Arithmetic mean = 86.64
Median = 79.02
Standard deviation = 24.38
Co-efficient of variation = 28.14
Ql = 69.69
Qu = 102.92
Interquartile range = 86.31
Skewness = 0.94
sum of fx' = 17935
sum of fx'² = 1676975
Can anyone help??
Coefficient of variation=s/Xbar=0.2814 or 28.14%,
You did not mention percentages in you question, the default withou
qualification is a decimal fraction not a percentage. If you wish to give the
coefficient of variation as a percentage you have to say that is what it is.
RonL
Thank you, my mistake.
Regarding the population mean, I'm not very far into this but have the following:
H0 = u > 80
H1 = u (equal or less) 80
1.66 (1 sided 95% test)
Test statistic = 86.64 - 80 / SE = 3.9184972

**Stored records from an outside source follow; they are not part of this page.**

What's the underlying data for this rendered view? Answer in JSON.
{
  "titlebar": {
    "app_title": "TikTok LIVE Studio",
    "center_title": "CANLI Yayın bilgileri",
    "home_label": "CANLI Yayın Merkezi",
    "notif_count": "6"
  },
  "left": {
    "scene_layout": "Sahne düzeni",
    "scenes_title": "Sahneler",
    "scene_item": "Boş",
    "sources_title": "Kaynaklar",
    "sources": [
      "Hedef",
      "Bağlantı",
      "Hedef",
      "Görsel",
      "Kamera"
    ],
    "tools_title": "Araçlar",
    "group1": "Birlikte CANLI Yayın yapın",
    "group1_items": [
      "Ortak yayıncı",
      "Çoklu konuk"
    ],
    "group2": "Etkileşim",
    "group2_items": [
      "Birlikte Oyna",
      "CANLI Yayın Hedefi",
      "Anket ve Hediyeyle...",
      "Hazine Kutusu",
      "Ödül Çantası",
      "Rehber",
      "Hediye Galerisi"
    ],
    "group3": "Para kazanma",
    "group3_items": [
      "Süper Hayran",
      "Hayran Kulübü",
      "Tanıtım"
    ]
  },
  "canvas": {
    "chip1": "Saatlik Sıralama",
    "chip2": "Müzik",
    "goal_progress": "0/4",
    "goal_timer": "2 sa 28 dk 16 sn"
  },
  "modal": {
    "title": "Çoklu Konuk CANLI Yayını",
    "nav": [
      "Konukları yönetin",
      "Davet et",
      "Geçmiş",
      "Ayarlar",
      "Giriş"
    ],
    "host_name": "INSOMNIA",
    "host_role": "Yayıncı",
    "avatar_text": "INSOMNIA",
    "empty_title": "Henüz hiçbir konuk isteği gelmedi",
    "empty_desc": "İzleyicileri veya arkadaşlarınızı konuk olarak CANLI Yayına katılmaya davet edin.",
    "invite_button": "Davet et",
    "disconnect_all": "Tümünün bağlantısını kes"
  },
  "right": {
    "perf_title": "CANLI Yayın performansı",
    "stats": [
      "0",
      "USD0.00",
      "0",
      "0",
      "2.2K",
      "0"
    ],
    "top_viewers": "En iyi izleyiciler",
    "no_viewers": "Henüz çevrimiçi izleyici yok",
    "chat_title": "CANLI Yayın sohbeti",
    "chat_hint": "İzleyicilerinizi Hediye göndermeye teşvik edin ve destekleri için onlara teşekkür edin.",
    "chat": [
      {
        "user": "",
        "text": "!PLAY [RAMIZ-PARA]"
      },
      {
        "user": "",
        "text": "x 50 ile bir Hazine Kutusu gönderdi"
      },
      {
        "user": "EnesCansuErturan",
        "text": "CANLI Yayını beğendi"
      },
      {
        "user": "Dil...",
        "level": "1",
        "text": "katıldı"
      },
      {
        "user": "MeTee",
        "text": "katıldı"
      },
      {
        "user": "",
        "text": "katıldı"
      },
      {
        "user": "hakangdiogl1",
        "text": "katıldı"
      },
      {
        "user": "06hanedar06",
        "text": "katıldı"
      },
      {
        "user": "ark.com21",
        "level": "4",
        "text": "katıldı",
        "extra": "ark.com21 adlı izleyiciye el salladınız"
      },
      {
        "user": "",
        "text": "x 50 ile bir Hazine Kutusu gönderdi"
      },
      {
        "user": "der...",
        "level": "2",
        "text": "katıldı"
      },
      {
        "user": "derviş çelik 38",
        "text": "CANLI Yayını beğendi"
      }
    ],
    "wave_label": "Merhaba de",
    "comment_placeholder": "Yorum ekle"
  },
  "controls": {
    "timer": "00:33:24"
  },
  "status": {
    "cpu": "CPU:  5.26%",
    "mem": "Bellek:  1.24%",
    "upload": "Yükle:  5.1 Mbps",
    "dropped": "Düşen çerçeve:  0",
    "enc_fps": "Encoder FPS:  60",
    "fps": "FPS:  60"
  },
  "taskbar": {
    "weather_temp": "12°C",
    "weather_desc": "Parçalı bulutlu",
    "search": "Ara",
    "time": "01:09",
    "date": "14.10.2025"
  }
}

where SE = 1.6945272 (24.38 / sqroot of 207)
Not quite sure where to go now with the test statistic...
Usual estimator of the population mean is the sample mean (though
caution is called for here as we have skewed data)
Here we have a large sample so we assume that the distribution of the2. demonstrate how to carry out a hypothesis test at the 0.95 probability level as to whether population mean is greater than 80.
sample means are normal with mean mu and SD sigma/sqrt(N), where mu is
the population mean, sigma the standard deviation of the population, and N
is the sample size. We also assume that we can use the standard deviation
s in place of the unknown population SD.
RonL
You will note that I have changed my post, as we dont want a 95%
confidence interval, but a one sided 95% test.
This is essentialy that the population mean should not be less than
86.64 - 1.645*s/sqrt(207) ~= 83.85,
where the 1.645 is the onesided 95% critical value for the standard normal
distribution.
RonL
My table gives 1.645, but it has been in error before, checking a second
source though confirms the 1.645.
The wording of these things is always tricky. I think that this is close enoughBUT in relation to the question, would this imply that it is "95% probable" that the population mean is greater than 80? Would that be a reasonable way to phrase the answer?
to be acceptable. A more carefull wording might be "There is a probability of
95% that the interval [83.85, infty) contains the population mean.
RonL
Thanks for your help with this.
I got through the exam ok and I think generally I answered the questions well. Not 100% confident about "deducing population mean u" as I didn't have the notes for that, but in terms of hypothesis testing I probably didn't drop many points.
Thanks again.
BTW 1.645 was indeed correct (my notes suggest otherwise unfortunately!)